Upon exiting the most recent Opec summit, the visibly frustrated Saudi Oil Minister, Mr. Ali Naimi, proclaimed it to be “one of the worst meetings we have ever had.” In the lead up to the meeting, oil traders had come to believe that Opec would increase production quotas to cover the shortfall of light, sweet Libyan crude going into Europe’s peak demand season. This led traders to the conclusion that tight markets would loosen (relatively), and as a consequence, oil traders bid down the price for ‘paper barrels’ (oil futures) by a couple of dollars.

Bringing this argument full circle, while the most recent Opec meeting had little lasting impact on oil prices, the real story is found in the analysis above. A troubling truth is revealed by considering Mr. Al Naimi’s words and actions in the context of the ongoing MENA crisis. As an x-ray reveals asymptomatic osteoporosis, Mr. Naimi’s words and actions reveal just how fractured and fragile the Middle East has become, and by extension just how perilous our economic recovery remains.

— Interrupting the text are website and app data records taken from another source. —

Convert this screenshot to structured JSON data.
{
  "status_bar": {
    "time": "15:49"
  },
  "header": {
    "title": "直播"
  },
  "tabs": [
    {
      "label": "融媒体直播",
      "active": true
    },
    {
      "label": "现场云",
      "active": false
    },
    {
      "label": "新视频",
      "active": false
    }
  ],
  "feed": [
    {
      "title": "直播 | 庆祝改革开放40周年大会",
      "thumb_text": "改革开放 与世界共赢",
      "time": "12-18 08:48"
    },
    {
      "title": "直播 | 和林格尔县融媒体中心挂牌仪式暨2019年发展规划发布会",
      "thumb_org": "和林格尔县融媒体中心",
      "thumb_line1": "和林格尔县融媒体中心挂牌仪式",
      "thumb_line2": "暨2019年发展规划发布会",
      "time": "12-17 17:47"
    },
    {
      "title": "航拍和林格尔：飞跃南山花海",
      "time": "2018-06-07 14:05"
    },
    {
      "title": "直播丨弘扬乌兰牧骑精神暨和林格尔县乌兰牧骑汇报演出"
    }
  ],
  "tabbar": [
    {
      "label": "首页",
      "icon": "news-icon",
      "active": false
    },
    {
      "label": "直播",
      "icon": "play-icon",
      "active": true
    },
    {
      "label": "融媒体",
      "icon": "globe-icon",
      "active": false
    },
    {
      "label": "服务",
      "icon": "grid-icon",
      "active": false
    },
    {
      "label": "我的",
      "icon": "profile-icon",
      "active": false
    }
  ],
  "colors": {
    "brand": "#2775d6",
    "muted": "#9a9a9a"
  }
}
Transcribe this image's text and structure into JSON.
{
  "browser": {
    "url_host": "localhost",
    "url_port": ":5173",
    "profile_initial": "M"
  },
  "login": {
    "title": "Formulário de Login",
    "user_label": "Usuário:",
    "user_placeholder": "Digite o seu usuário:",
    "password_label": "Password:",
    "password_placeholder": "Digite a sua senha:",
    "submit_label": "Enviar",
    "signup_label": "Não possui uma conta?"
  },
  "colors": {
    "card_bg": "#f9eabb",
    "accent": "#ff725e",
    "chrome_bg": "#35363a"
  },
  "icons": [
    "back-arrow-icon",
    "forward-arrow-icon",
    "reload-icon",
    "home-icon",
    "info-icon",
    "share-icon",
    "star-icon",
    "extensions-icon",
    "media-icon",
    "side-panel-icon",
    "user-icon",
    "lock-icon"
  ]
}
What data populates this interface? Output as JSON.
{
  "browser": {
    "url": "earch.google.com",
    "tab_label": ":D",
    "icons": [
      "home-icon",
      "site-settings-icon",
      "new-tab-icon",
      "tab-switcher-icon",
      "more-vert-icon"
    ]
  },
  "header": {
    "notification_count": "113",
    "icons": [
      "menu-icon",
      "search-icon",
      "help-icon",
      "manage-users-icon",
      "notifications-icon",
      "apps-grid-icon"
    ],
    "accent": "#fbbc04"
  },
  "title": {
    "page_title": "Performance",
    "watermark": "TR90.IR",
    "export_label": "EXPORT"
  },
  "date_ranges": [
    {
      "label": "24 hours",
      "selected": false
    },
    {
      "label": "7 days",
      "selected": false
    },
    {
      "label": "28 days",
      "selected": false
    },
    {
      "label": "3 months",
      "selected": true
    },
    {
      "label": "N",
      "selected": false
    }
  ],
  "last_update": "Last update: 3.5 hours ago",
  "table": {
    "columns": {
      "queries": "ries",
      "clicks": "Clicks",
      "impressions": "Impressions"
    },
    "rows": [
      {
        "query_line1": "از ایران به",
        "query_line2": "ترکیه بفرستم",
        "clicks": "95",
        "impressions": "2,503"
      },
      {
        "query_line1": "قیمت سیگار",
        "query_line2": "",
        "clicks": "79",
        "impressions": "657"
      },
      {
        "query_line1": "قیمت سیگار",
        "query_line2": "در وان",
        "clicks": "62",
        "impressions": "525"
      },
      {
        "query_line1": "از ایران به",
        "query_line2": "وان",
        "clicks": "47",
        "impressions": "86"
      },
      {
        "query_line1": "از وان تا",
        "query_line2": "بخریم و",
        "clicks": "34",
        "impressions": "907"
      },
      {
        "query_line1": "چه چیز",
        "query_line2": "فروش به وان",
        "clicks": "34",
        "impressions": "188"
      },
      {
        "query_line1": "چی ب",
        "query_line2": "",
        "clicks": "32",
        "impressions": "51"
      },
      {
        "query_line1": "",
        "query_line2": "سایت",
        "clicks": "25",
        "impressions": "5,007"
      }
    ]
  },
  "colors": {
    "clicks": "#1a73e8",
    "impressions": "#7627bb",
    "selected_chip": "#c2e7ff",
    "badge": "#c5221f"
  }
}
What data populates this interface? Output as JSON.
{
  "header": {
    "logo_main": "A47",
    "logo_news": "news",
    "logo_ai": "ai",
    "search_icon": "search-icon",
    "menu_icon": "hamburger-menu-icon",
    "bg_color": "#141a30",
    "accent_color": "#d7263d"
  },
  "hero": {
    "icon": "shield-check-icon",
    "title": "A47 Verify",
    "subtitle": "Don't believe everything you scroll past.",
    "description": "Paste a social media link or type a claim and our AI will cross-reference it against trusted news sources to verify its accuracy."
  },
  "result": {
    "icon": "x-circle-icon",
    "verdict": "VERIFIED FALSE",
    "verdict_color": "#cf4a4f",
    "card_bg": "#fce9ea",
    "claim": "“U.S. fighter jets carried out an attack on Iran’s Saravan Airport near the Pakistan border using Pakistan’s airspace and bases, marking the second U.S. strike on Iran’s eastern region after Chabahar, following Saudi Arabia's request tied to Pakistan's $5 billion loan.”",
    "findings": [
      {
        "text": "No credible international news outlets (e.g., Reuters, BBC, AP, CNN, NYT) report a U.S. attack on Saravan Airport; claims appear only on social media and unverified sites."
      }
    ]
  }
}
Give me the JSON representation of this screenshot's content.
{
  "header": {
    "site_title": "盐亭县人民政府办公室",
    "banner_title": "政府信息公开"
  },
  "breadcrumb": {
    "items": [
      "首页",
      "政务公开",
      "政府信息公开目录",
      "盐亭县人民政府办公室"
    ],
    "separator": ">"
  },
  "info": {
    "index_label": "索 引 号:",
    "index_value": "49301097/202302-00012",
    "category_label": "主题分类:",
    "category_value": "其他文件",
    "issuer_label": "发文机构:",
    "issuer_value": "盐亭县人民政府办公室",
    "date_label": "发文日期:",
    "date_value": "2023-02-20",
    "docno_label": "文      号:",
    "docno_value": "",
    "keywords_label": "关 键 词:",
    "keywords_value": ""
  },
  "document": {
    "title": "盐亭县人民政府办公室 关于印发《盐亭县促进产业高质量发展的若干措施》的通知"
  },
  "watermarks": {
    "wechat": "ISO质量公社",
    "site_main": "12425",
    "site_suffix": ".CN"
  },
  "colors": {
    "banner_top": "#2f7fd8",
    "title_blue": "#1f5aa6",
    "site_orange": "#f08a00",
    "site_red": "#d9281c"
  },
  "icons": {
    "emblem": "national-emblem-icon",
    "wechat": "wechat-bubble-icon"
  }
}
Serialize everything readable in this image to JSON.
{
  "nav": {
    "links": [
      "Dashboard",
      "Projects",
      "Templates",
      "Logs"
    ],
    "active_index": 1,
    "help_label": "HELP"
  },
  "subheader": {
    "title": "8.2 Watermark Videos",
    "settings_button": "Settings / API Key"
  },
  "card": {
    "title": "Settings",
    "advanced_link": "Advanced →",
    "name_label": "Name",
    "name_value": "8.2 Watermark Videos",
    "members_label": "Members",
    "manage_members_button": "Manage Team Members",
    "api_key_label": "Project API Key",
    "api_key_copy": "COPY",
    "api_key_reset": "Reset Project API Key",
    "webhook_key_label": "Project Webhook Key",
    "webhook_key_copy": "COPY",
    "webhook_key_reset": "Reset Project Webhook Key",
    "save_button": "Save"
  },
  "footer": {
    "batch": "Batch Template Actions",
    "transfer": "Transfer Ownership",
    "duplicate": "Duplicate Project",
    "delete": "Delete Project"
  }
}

Read more: The Oil Drum

Read the comments there too. Great great source of information!

Friday, July 1, 2011


Oil prices will go through the roof, he [Paul Gilding] said. Whether because of peak oil - the point at which it is not economic to extract - or because of a price on carbon, oil is only going to become more expensive. Our economy is run on oil so the knock-on effects are ubiquitous.

Food prices will soar, he said. Unable to feed their families there will be riots. Already, he said, this has been witnessed in the Middle East. Back in 2008, when food prices hit an all-time high, we saw riots, and again this year when food prices have matched those stratospheric records, we have seen uprisings around the globe. Thomas Friedman, writing in the New York Times has also made this comparison, most recently when reviewing Gilding's book.

And there will be stories in the news of natural disasters. A flood may hit, followed by a nasty cyclone. Maybe there'll be an unusually large hailstorm. Perhaps just a long, dusty drought.

None of these events could definitively be ascribed to climate change, but in sum, a picture starts to emerge.

Greek riots could provide a vision of the future

HT The Oil Drum

According to Kevin Steinberg, COO of the World Economic Forum, some event in the next few years will prevent "40 percent of the population in a major urban center from getting to work." For Steinberg, the important question is not so much how to prevent such events from happening, because they are inevitable. Instead, Steinberg tells Big Think that businesses and governments should focus on proactive approaches. To help global leaders prepare for disasters and coordinate their responses, Steinberg launched the Risk Response Network in Davos this year. He lays out his vision in this video:

After the Flood...What Happens Next?